Ph.D. in Geological Sciences
The Doctor of Philosophy degree program is offered by a diverse group of faculty whose research interests span a wide range of topics. The degree prepares students for professional careers and leadership positions in industry, government and academia in the fields of geology, geophysics, geochemistry and ocean science. Ph.D. students are expected to conduct independent, original scientific research and to have an understanding of the fundamental principles and practices related to primary areas of the earth and/or ocean sciences. Training involves developing the ability to use appropriate laboratory and field equipment, and expanding one’s understanding of scientific methodology, quantitative problem-solving skills and experimental or numerical techniques. The School of the Earth, Ocean & Environment (SEOE) expects all graduates to possess effective oral and written communication skills.
The Ph.D. degree requires the satisfactory completion of a minimum of 60 semester hours of graduate credit beyond the bachelor’s degree, or a minimum of 30 hours beyond the master’s degree, including at least 12 credit hours of GEOL 899 - Dissertation Preparation. Additional course work is determined by the student and his/her advisory committee in accordance with departmental requirements and the student’s background and specific needs. Ph.D. students in Geological Sciences are required to satisfy a breath requirement by completing 4 courses from distinct categories. Courses that satisfy the different categories of the breadth requirement can be found here.

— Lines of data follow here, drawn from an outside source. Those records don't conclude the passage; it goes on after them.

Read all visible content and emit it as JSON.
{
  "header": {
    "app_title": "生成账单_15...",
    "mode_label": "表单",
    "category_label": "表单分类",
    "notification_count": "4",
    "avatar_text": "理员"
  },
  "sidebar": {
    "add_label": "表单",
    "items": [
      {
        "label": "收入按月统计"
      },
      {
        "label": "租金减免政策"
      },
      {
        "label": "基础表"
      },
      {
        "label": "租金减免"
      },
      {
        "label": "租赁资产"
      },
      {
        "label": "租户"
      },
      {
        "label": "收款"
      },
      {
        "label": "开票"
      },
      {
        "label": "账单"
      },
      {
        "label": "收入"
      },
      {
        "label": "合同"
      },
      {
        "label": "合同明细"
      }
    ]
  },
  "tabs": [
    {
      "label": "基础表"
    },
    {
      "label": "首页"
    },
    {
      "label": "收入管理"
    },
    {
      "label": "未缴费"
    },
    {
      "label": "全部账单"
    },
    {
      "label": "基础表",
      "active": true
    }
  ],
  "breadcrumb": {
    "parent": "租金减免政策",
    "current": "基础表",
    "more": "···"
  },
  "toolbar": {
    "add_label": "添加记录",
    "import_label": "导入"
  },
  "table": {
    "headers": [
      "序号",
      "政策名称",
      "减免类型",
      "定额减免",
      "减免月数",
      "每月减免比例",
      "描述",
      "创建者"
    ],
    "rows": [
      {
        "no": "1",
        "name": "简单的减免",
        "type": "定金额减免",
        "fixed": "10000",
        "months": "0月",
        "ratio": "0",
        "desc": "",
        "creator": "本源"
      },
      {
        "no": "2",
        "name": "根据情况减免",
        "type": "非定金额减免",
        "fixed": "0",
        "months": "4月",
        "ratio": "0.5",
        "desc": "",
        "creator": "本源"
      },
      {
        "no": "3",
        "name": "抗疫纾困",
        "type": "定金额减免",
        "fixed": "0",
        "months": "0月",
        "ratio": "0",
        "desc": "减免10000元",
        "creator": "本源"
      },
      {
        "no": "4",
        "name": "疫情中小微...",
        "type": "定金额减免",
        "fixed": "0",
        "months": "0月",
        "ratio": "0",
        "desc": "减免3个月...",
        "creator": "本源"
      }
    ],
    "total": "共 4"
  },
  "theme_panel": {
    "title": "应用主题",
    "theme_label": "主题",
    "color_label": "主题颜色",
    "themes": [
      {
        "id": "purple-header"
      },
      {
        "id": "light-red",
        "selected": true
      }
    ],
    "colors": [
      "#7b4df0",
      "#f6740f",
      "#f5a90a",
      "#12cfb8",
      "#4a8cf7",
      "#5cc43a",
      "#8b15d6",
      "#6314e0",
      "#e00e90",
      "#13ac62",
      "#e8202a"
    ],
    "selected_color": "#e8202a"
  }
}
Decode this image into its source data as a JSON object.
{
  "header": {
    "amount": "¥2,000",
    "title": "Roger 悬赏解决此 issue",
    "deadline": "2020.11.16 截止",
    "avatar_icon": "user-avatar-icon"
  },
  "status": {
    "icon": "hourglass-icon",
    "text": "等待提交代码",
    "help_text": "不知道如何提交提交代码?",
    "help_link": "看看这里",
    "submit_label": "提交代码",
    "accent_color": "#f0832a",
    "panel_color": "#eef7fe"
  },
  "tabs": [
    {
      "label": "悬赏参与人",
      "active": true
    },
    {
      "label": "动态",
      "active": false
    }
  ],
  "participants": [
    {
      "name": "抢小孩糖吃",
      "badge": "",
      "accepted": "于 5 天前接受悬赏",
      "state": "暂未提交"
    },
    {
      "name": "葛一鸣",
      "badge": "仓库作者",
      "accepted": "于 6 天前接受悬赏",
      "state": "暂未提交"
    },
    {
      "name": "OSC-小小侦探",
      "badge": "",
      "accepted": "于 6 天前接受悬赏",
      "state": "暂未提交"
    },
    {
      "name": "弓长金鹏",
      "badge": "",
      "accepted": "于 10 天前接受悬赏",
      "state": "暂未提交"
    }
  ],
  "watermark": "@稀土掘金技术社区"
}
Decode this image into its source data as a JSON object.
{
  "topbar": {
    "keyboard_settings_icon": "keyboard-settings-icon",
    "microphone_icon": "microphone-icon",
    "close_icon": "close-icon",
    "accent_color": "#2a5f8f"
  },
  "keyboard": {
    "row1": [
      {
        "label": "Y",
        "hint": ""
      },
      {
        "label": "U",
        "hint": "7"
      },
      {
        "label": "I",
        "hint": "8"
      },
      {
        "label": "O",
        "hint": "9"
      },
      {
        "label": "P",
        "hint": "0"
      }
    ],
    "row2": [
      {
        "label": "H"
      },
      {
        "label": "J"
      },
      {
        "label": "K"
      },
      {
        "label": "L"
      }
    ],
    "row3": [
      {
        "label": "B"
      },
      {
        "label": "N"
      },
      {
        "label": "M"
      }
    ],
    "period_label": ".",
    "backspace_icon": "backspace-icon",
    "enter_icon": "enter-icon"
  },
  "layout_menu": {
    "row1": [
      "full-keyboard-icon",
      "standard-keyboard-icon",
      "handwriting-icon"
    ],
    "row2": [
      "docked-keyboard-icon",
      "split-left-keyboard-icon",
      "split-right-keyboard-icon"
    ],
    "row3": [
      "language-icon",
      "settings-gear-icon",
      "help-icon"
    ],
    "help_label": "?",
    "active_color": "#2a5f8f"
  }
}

Qualifying and comprehensive exams must be successfully completed in a timely manner. The oral portion of the comprehensive exam consists, in part, of the defense of a paper written by the student which has been submitted for publication in an approved peer-reviewed journal. All Ph.D. candidates are required to publish one paper in and submit a second paper to refereed scientific journals prior to graduation. A written dissertation is required which must be successfully defended.